The Building Tradesman Newspaper

Friday, June 08, 2012

Bill would allow part-timers to earn jobless benefits

By The Building Tradesman

LANSING – Even a blind squirrel finds a nut every now and then, the old saying goes.

So it goes with the Republican-dominated Michigan Senate, which, after 18 months of sponsoring nearly non-stop anti-labor legislation, actually adopted a worker-and employer-friendly bill.

On May 23, the Senate unanimously adopted Senate Bill 1094, legislation that would allow for the payment of unemployment benefits to individuals whose wages and hours have been reduced. This would allow employees working part-time to also collect unemployment benefits and enable companies to retain multiple employees rather than laying them off.

“It doesn’t matter whose name is on the bill, what matters is that the Legislature is taking action to provide help for Michigan workers struggling to get by and enable companies to retain top-flight talent,” said state Sen. Vince Gregory (D-Southfield). “We have been calling for action on work-sharing legislation for more than a year and I applaud (bill sponsor Sen. Bruce Caswell’s (R-Hillsdale) efforts to finally get some traction on this important lifeline for working families.”

Gregory said work-sharing has proven to be an effective tool in other states to reduce unemployment and help part-time workers stay afloat. It has also enabled businesses in other states to keep their payroll commensurate with their production and adjust to downturns in demand without losing valuable employees.

“Today’s unemployment compensation system is not adequate or agile enough to retain our best talent,” Caswell said. “Much of our young and highly skilled talent is mobile, making it easy to seek work elsewhere after a layoff.”

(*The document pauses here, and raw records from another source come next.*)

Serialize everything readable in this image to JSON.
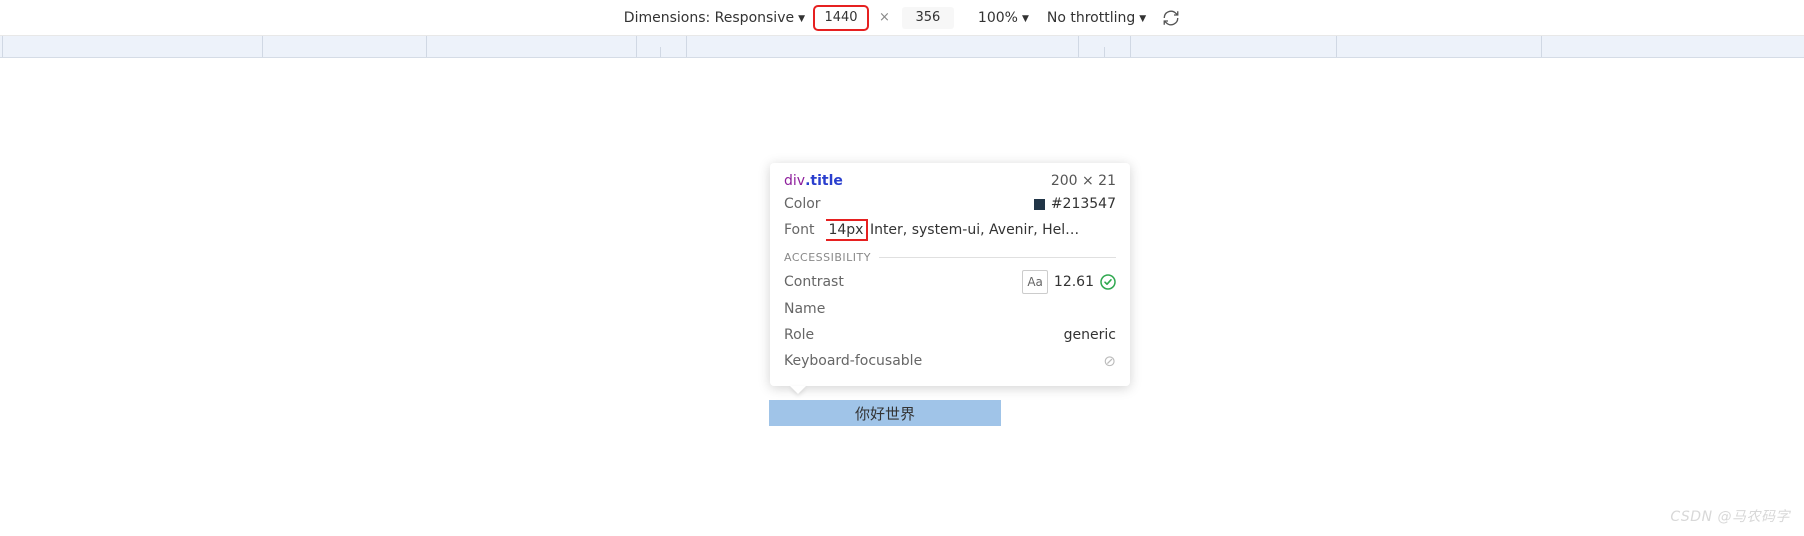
{
  "toolbar": {
    "dimensions_label": "Dimensions: Responsive",
    "width_value": "1440",
    "height_value": "356",
    "zoom_label": "100%",
    "throttling_label": "No throttling",
    "dim_separator": "×"
  },
  "tooltip": {
    "tag": "div",
    "class_name": ".title",
    "size": "200 × 21",
    "color_label": "Color",
    "color_value": "#213547",
    "font_label": "Font",
    "font_size": "14px",
    "font_family": "Inter, system-ui, Avenir, Helvetic...",
    "accessibility_heading": "ACCESSIBILITY",
    "contrast_label": "Contrast",
    "contrast_badge": "Aa",
    "contrast_value": "12.61",
    "name_label": "Name",
    "role_label": "Role",
    "role_value": "generic",
    "keyboard_label": "Keyboard-focusable"
  },
  "element": {
    "content": "你好世界"
  },
  "watermark": "CSDN @马农码字"
}
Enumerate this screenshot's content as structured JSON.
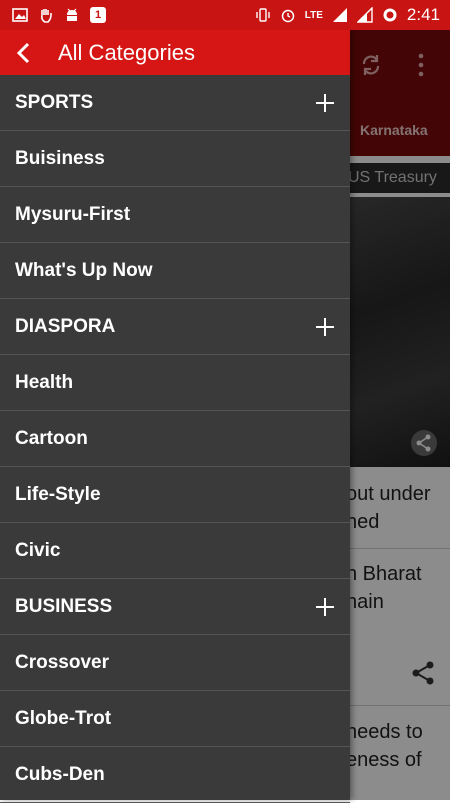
{
  "status_bar": {
    "network": "LTE",
    "time": "2:41",
    "notification_count": "1"
  },
  "app_background": {
    "tab_label": "Karnataka",
    "ticker_text": "US Treasury",
    "headline_1_line_1": "out under",
    "headline_1_line_2": "hed",
    "headline_2_line_1": "n Bharat",
    "headline_2_line_2": "nain",
    "headline_3_line_1": "needs to",
    "headline_3_line_2": "eness of"
  },
  "drawer": {
    "title": "All Categories",
    "items": [
      {
        "label": "SPORTS",
        "expandable": true
      },
      {
        "label": "Buisiness",
        "expandable": false
      },
      {
        "label": "Mysuru-First",
        "expandable": false
      },
      {
        "label": "What's Up Now",
        "expandable": false
      },
      {
        "label": "DIASPORA",
        "expandable": true
      },
      {
        "label": "Health",
        "expandable": false
      },
      {
        "label": "Cartoon",
        "expandable": false
      },
      {
        "label": "Life-Style",
        "expandable": false
      },
      {
        "label": "Civic",
        "expandable": false
      },
      {
        "label": "BUSINESS",
        "expandable": true
      },
      {
        "label": "Crossover",
        "expandable": false
      },
      {
        "label": "Globe-Trot",
        "expandable": false
      },
      {
        "label": "Cubs-Den",
        "expandable": false
      }
    ]
  },
  "colors": {
    "status_bar": "#c81413",
    "drawer_header": "#d51614",
    "drawer_bg": "#3a3a3a"
  }
}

According to Gongwer News Service, the bill would apply to employers with two or more employees. They would be permitted to reduce the employees’ hours, while allowing them to receive reduced unemployment benefits to somewhat make up for their losses. The unemployment benefits acquired during that time period would not count toward future unemployment benefit collections should that employee be laid off at another time.

The bill now goes to the state House for consideration. Gov. Rick Snyder has expressed support for the legislation.

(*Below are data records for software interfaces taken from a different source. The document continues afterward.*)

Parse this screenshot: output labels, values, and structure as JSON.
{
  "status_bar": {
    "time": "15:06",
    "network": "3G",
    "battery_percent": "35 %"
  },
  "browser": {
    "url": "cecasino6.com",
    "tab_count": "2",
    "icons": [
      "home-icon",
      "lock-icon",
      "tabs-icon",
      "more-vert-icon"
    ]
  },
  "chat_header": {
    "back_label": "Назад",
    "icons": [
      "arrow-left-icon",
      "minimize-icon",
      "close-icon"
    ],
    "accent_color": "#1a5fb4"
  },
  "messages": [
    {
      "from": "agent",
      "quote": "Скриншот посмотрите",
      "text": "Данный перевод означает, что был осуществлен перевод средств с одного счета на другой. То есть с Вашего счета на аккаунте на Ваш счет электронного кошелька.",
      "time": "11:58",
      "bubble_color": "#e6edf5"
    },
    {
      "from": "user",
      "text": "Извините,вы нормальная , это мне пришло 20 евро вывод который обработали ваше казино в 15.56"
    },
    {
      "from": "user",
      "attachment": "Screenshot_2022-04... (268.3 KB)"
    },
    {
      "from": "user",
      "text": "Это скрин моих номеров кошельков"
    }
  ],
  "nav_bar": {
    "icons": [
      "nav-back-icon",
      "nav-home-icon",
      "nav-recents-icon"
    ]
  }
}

Gregory attempted to reinstate the number of jobless benefit weeks for the state’s unemployed to 26, after state Republicans reduced the benefit weeks to 20 last year. His amendment was shot down along party lines, with Sen. Tory Rocca (R-Sterling Heights) the only GOP’er voting with Dems.